President Arroyo and her team are reeling from the series of misfortunes capped by the death of people power icon Cory Aquino. All their plans are in disarray as the GMA administration irretrievably slid into the morass of a lameduck presidency. Psychologically, they are now in the stage of denial.
With the huge outpouring of public grief and sympathy for Cory and her family, the political crisis has turned into a contrast game between the Arroyo term and that of Cory’s. Unfortunately for Gloria, it is a devastating comparison.
Cory has the outstanding historical achievement of helping topple the Marcos dictatorship, nurturing the still-fragile democracy, and setting an example for a frugal, simple, and clean lifestyle while in office. However, the more relevant thing she did–from the perspective of the current political crisis–was to readily vacate the presidency when her time was up. Her death exposed the considerable inroad she made into the hearts of a grateful people.
Gloria is now being portrayed as the exact opposite. She is being accused of weakening a still fragile democracy, setting an example of a jet-setting and Le Cirque-eating flamboyant lifestyle, and conjuring the ghost of a resurrected strong(wo)man rule. At the heart of the current political crisis is the attempt to change the 1987 constitution by her allies–which most people suspect is a scheme to prolong GMA in power. She also holds the unenviable record of being the most unpopular president the country ever had.
In the aftermath of Cory’s death and the people power it evoked, it is inevitable that the political implications will come to the fore. For one, the charter change initiative(and the emergency rule it requires) is dead, with only the most desperate among them still willing to push it through. With it, the lameduck GMA presidency comes into being. Increasingly, “loyalists” will realign themselves with various candidates for the presidential post.

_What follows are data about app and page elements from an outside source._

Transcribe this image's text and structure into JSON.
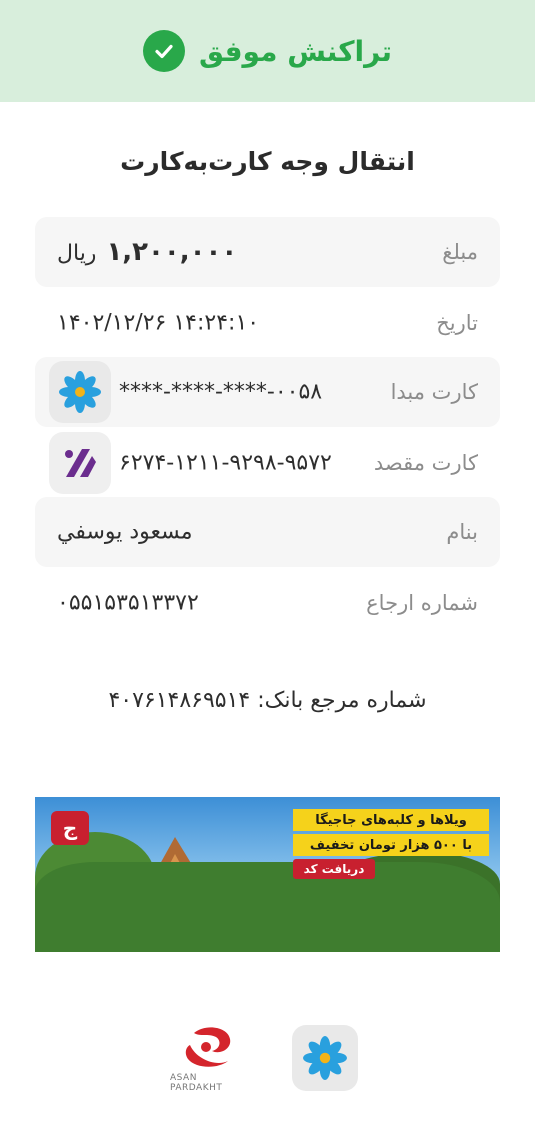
{
  "header": {
    "status_title": "تراکنش موفق",
    "accent": "#29a84a",
    "background": "#d8eedc"
  },
  "page_title": "انتقال وجه کارت‌به‌کارت",
  "rows": {
    "amount": {
      "label": "مبلغ",
      "value": "۱,۲۰۰,۰۰۰",
      "unit": "ریال"
    },
    "date": {
      "label": "تاریخ",
      "value": "۱۴:۲۴:۱۰ ۱۴۰۲/۱۲/۲۶"
    },
    "source_card": {
      "label": "کارت مبدا",
      "value": "****-****-****-۰۰۵۸",
      "bank_icon": "blue-flower-bank-logo"
    },
    "dest_card": {
      "label": "کارت مقصد",
      "value": "۶۲۷۴-۱۲۱۱-۹۲۹۸-۹۵۷۲",
      "bank_icon": "purple-bank-logo"
    },
    "name": {
      "label": "بنام",
      "value": "مسعود يوسفي"
    },
    "reference": {
      "label": "شماره ارجاع",
      "value": "۰۵۵۱۵۳۵۱۳۳۷۲"
    }
  },
  "bank_reference": "شماره مرجع بانک: ۴۰۷۶۱۴۸۶۹۵۱۴",
  "banner": {
    "line1": "ویلاها و کلبه‌های جاجیگا",
    "line2": "با ۵۰۰ هزار تومان تخفیف",
    "cta": "دریافت کد",
    "logo_text": "ج"
  },
  "footer": {
    "asan_caption": "ASAN PARDAKHT"
  }
}
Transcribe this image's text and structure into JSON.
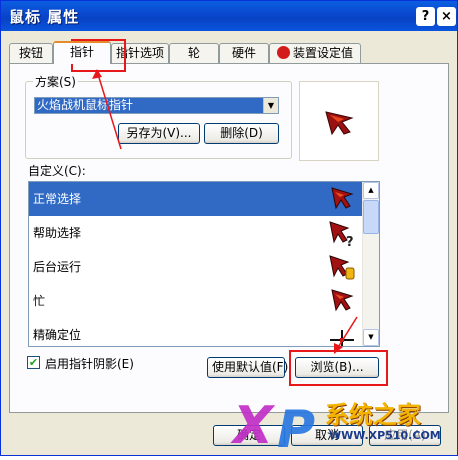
{
  "window": {
    "title": "鼠标 属性",
    "help_btn": "?",
    "close_btn": "×"
  },
  "tabs": [
    {
      "label": "按钮"
    },
    {
      "label": "指针"
    },
    {
      "label": "指针选项"
    },
    {
      "label": "轮"
    },
    {
      "label": "硬件"
    },
    {
      "label": "装置设定值"
    }
  ],
  "scheme": {
    "label": "方案(S)",
    "selected": "火焰战机鼠标指针",
    "save_as": "另存为(V)...",
    "delete": "删除(D)"
  },
  "customize": {
    "label": "自定义(C):",
    "items": [
      {
        "label": "正常选择",
        "cursor": "arrow-cursor-icon"
      },
      {
        "label": "帮助选择",
        "cursor": "help-cursor-icon"
      },
      {
        "label": "后台运行",
        "cursor": "working-cursor-icon"
      },
      {
        "label": "忙",
        "cursor": "busy-cursor-icon"
      },
      {
        "label": "精确定位",
        "cursor": "crosshair-cursor-icon"
      }
    ]
  },
  "shadow_checkbox": {
    "label": "启用指针阴影(E)",
    "checked": true
  },
  "buttons": {
    "use_default": "使用默认值(F)",
    "browse": "浏览(B)..."
  },
  "footer": {
    "ok": "确定",
    "cancel": "取消",
    "apply": "应用(A)"
  },
  "watermark": {
    "brand": "系统之家",
    "url": "WWW.XP510.COM"
  },
  "colors": {
    "highlight": "#316ac5",
    "annotation_red": "#e8171a",
    "titlebar": "#0a55de"
  }
}
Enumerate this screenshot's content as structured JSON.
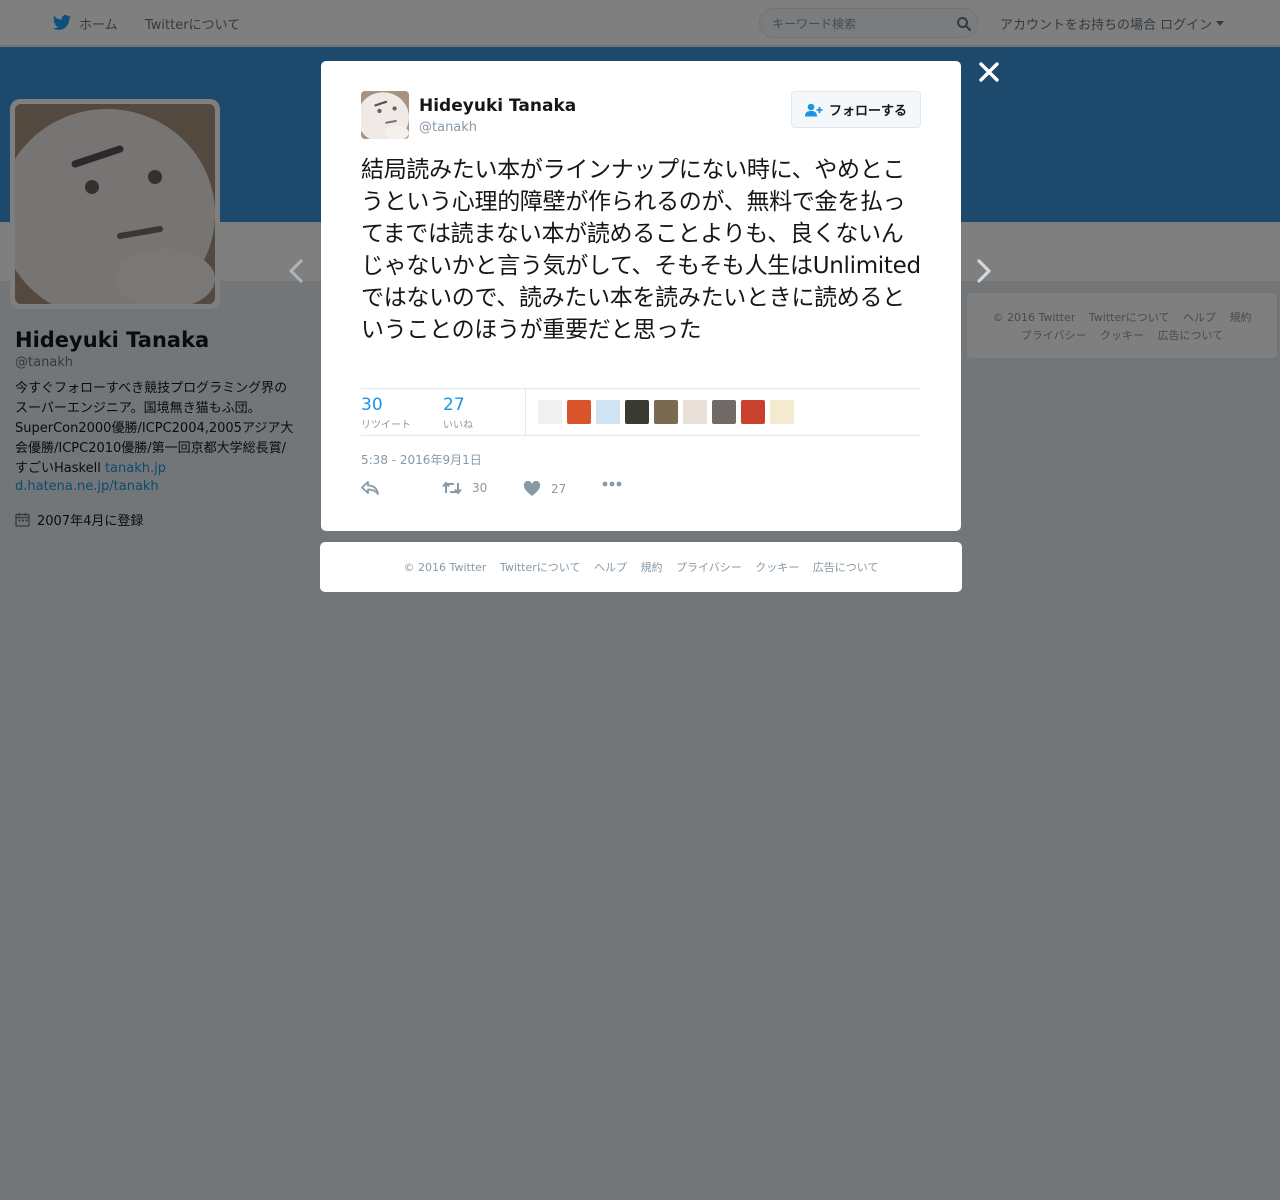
{
  "topbar": {
    "home_label": "ホーム",
    "about_label": "Twitterについて",
    "search_placeholder": "キーワード検索",
    "login_label": "アカウントをお持ちの場合 ログイン"
  },
  "profile": {
    "name": "Hideyuki Tanaka",
    "handle": "@tanakh",
    "bio": "今すぐフォローすべき競技プログラミング界のスーパーエンジニア。国境無き猫もふ団。SuperCon2000優勝/ICPC2004,2005アジア大会優勝/ICPC2010優勝/第一回京都大学総長賞/すごいHaskell ",
    "bio_link": "tanakh.jp",
    "url": "d.hatena.ne.jp/tanakh",
    "joined": "2007年4月に登録"
  },
  "side_footer": {
    "row1": [
      "© 2016 Twitter",
      "Twitterについて",
      "ヘルプ",
      "規約"
    ],
    "row2": [
      "プライバシー",
      "クッキー",
      "広告について"
    ]
  },
  "tweet": {
    "author_name": "Hideyuki Tanaka",
    "author_handle": "@tanakh",
    "follow_label": "フォローする",
    "text": "結局読みたい本がラインナップにない時に、やめとこうという心理的障壁が作られるのが、無料で金を払ってまでは読まない本が読めることよりも、良くないんじゃないかと言う気がして、そもそも人生はUnlimitedではないので、読みたい本を読みたいときに読めるということのほうが重要だと思った",
    "retweets": "30",
    "retweets_label": "リツイート",
    "likes": "27",
    "likes_label": "いいね",
    "timestamp": "5:38 - 2016年9月1日",
    "action_retweet_count": "30",
    "action_like_count": "27"
  },
  "modal_footer": [
    "© 2016 Twitter",
    "Twitterについて",
    "ヘルプ",
    "規約",
    "プライバシー",
    "クッキー",
    "広告について"
  ],
  "likers": [
    {
      "icon": "cat-avatar-icon",
      "color": "#f0f0f0"
    },
    {
      "icon": "orange-avatar-icon",
      "color": "#d9532b"
    },
    {
      "icon": "blue-sketch-avatar-icon",
      "color": "#cfe3f2"
    },
    {
      "icon": "yellow-character-avatar-icon",
      "color": "#3a3a30"
    },
    {
      "icon": "bear-avatar-icon",
      "color": "#7a6a4f"
    },
    {
      "icon": "anime-girl-avatar-icon",
      "color": "#e8e0d8"
    },
    {
      "icon": "cat-photo-avatar-icon",
      "color": "#6f6a66"
    },
    {
      "icon": "red-character-avatar-icon",
      "color": "#c9402d"
    },
    {
      "icon": "blonde-character-avatar-icon",
      "color": "#f4ead0"
    }
  ],
  "colors": {
    "accent": "#1b95e0",
    "banner": "#3b94d9",
    "overlay": "rgba(0,0,0,0.5)"
  }
}
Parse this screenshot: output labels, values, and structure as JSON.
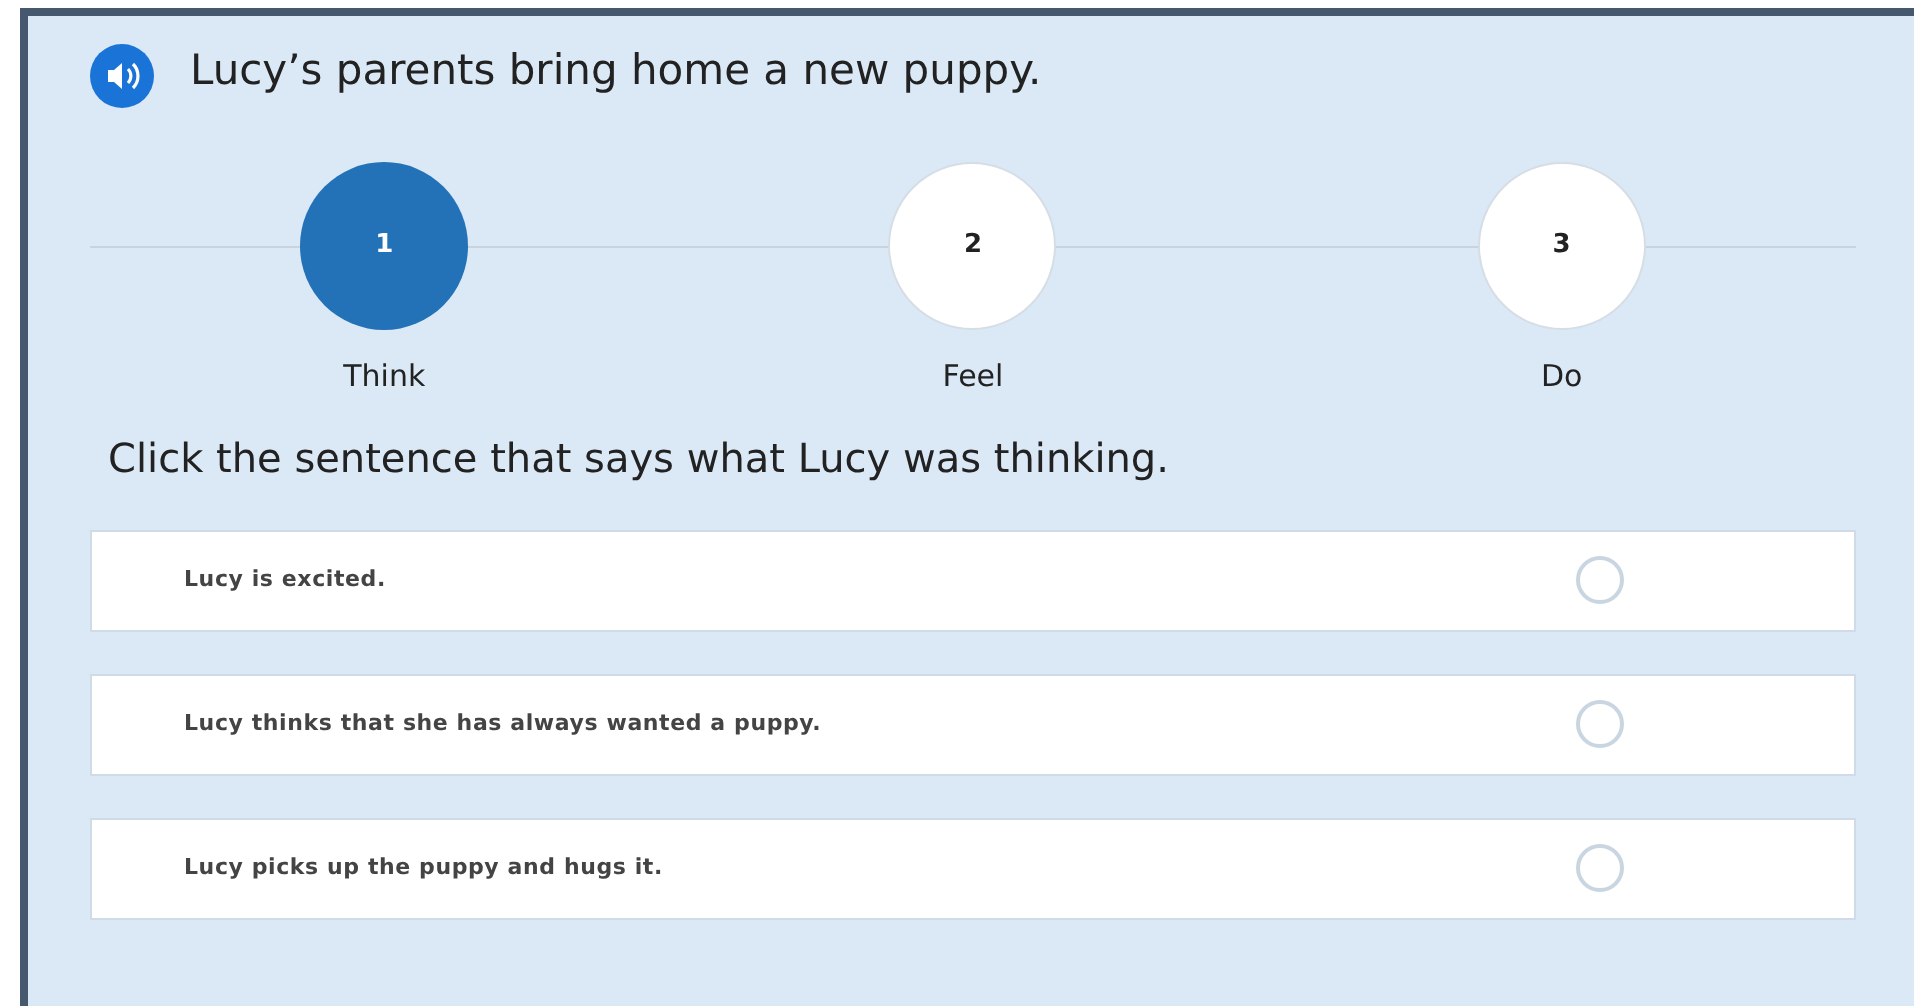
{
  "prompt": "Lucy’s parents bring home a new puppy.",
  "steps": [
    {
      "number": "1",
      "label": "Think",
      "selected": true
    },
    {
      "number": "2",
      "label": "Feel",
      "selected": false
    },
    {
      "number": "3",
      "label": "Do",
      "selected": false
    }
  ],
  "question": "Click the sentence that says what Lucy was thinking.",
  "options": [
    {
      "text": "Lucy is excited.",
      "selected": false
    },
    {
      "text": "Lucy thinks that she has always wanted a puppy.",
      "selected": false
    },
    {
      "text": "Lucy picks up the puppy and hugs it.",
      "selected": false
    }
  ]
}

The only alternative option for the survival of the GMA coalition, ironically, is to replace her as the rallying point of the coalition. This will prevent its disintegration and solve the problem of defending the indefensible, i.e., her unpopularity. It may even pave the way for a viable presidential candidate. However, this means that GMA would have to step down very much earlier than June 2010.
Political damage has already been done to the Arroyo administration. The dike has been breached and the castle is inundated. Damage management is at the magnitude of a surgical intervention.